PROMPT – Whatever pictures appear, omit them, and repeat the data below exactly.

START AVAILABLE DATA

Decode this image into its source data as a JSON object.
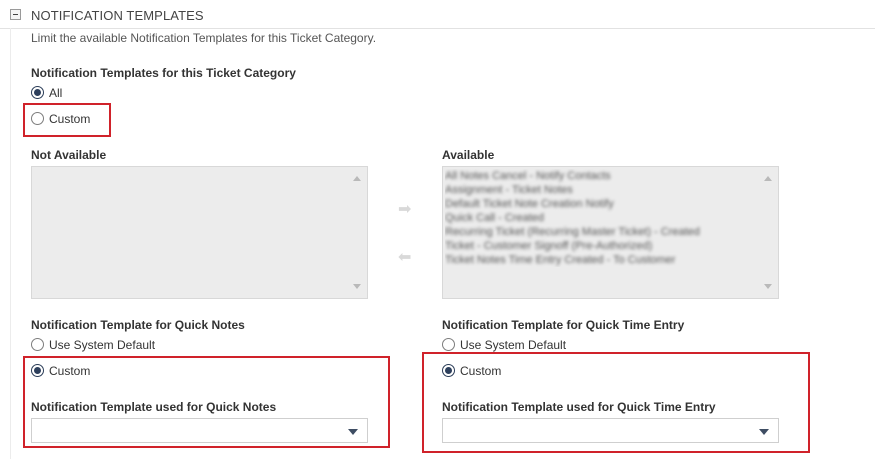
{
  "section": {
    "title": "NOTIFICATION TEMPLATES",
    "description": "Limit the available Notification Templates for this Ticket Category."
  },
  "category_templates": {
    "label": "Notification Templates for this Ticket Category",
    "options": [
      "All",
      "Custom"
    ],
    "selected": "All"
  },
  "not_available": {
    "label": "Not Available",
    "items": []
  },
  "available": {
    "label": "Available",
    "items": [
      "All Notes Cancel - Notify Contacts",
      "Assignment - Ticket Notes",
      "Default Ticket Note Creation Notify",
      "Quick Call - Created",
      "Recurring Ticket (Recurring Master Ticket) - Created",
      "Ticket - Customer Signoff (Pre-Authorized)",
      "Ticket Notes Time Entry Created - To Customer"
    ]
  },
  "quick_notes": {
    "label": "Notification Template for Quick Notes",
    "options": [
      "Use System Default",
      "Custom"
    ],
    "selected": "Custom",
    "select_label": "Notification Template used for Quick Notes",
    "select_value": ""
  },
  "quick_time_entry": {
    "label": "Notification Template for Quick Time Entry",
    "options": [
      "Use System Default",
      "Custom"
    ],
    "selected": "Custom",
    "select_label": "Notification Template used for Quick Time Entry",
    "select_value": ""
  },
  "colors": {
    "highlight": "#d0222a",
    "radio_checked": "#2d3f5c",
    "listbox_bg": "#ececec"
  }
}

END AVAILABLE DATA

OUTPUT BELOW –
Decode this image into its source data as a JSON object.
{
  "section": {
    "title": "NOTIFICATION TEMPLATES",
    "description": "Limit the available Notification Templates for this Ticket Category."
  },
  "category_templates": {
    "label": "Notification Templates for this Ticket Category",
    "options": [
      "All",
      "Custom"
    ],
    "selected": "All"
  },
  "not_available": {
    "label": "Not Available",
    "items": []
  },
  "available": {
    "label": "Available",
    "items": [
      "All Notes Cancel - Notify Contacts",
      "Assignment - Ticket Notes",
      "Default Ticket Note Creation Notify",
      "Quick Call - Created",
      "Recurring Ticket (Recurring Master Ticket) - Created",
      "Ticket - Customer Signoff (Pre-Authorized)",
      "Ticket Notes Time Entry Created - To Customer"
    ]
  },
  "quick_notes": {
    "label": "Notification Template for Quick Notes",
    "options": [
      "Use System Default",
      "Custom"
    ],
    "selected": "Custom",
    "select_label": "Notification Template used for Quick Notes",
    "select_value": ""
  },
  "quick_time_entry": {
    "label": "Notification Template for Quick Time Entry",
    "options": [
      "Use System Default",
      "Custom"
    ],
    "selected": "Custom",
    "select_label": "Notification Template used for Quick Time Entry",
    "select_value": ""
  },
  "colors": {
    "highlight": "#d0222a",
    "radio_checked": "#2d3f5c",
    "listbox_bg": "#ececec"
  }
}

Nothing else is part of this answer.